As it is, “Gone with the Wind" isn't the kind of film that could be made today, at least not in the way it was back in 1939. Comparisons have been made to the infamous D.W.Griffith master-class of film making “The Birth of a Nation" and having watched the two back to back it is startling the parallels that can be drawn between the two films. Both are romantically nostalgic about the time they are set in, neither is honest about the situation as a whole and revisionism is a word that ought to get a star credit in both.

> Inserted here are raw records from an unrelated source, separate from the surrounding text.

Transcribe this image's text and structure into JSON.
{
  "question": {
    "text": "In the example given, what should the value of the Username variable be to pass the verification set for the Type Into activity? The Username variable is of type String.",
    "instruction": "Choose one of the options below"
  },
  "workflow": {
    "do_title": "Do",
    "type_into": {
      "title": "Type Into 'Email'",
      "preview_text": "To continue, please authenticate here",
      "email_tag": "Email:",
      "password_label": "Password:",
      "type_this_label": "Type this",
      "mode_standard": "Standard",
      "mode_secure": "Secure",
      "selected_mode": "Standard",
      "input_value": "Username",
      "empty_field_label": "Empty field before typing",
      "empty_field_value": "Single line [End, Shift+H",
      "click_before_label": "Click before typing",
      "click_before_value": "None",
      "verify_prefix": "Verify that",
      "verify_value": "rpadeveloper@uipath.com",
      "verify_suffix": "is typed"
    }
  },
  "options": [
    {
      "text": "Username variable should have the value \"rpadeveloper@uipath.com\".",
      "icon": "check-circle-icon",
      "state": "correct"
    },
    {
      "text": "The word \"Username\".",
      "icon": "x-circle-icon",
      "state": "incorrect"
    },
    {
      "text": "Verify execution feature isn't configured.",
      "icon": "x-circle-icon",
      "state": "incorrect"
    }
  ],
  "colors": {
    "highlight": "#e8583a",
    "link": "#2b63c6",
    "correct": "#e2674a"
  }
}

Despite this, I would argue that neither of these movies, nor movies that simply have similar content, should be condemned to deletion. They are snapshots of a time that should not be forgotten, they are the self image of a part of a nation that has never wanted to admit its flaws and desperately tried to justify its ways in the face of change. It's also the face of the people who were on the losing side and pride is a cruel mistress. Understanding the mindset, however flawed, is an important first step in making progress, you don't have to agree, but understanding is a beginning.
If we start expunging these kinds of films we will find ourselves sanitising history in exactly the same way these movies are accused of doing, so these attitudes existed, they still do exist, pretending they don't is careless. It's worth noting too that we would be more reluctant to consider doing the same for a book or even as has been suggested for “Gone with the Wind," consigning them to museum. Somehow, film is considered less important as art whilst being more influential, which is a snobbery that still persists. Should films be marginalised to museums the moment they become offensive to future eyes? It seems ridiculous to me to do so and not many films would survive the process. What seems correct now will be re-evaluated in years to come from a different point of view that cannot necessarily be anticipated, and flaws will be found.
Instead of banning art, make it part of the conversation. Use it to prompt discussion, to discuss the issues. Current formats allow for this in the form of extras and commentaries, and I'm somewhat evangelistic about the need for a good media studies program in schools, which in today's world is extraordinarily important. But don't marginalise them, they will never go away, they just become martyrs to those who would take them at face value. Censorship has always been supremely capable of having the opposite effect to what the censor wants, it works in reverse with the truly controversial, it immortalises and promotes its subject on every occasion it happens and puts it solely in the hands of those you wish to take it from and then you have no say in the matter.
He's British so forgive the extra U's and the use of the letter S instead of Z. If there's one thing that typifies Glenn's writing it's the 'Video Nasties,' a long list of movies that offended all and sunder during the 1980s in the UK. It's those seemingly offensive fringes of cinema that informed his writing on cinema and the more political area of censorship with a more sympathetic approach to those films that push the limits of taste. But don't worry, he does talk about normal stuff too and isn't likely to go off on a horror movie fuelled rampage.
For more of Glenn's work, visit his Youtube channel under the name lampyman101.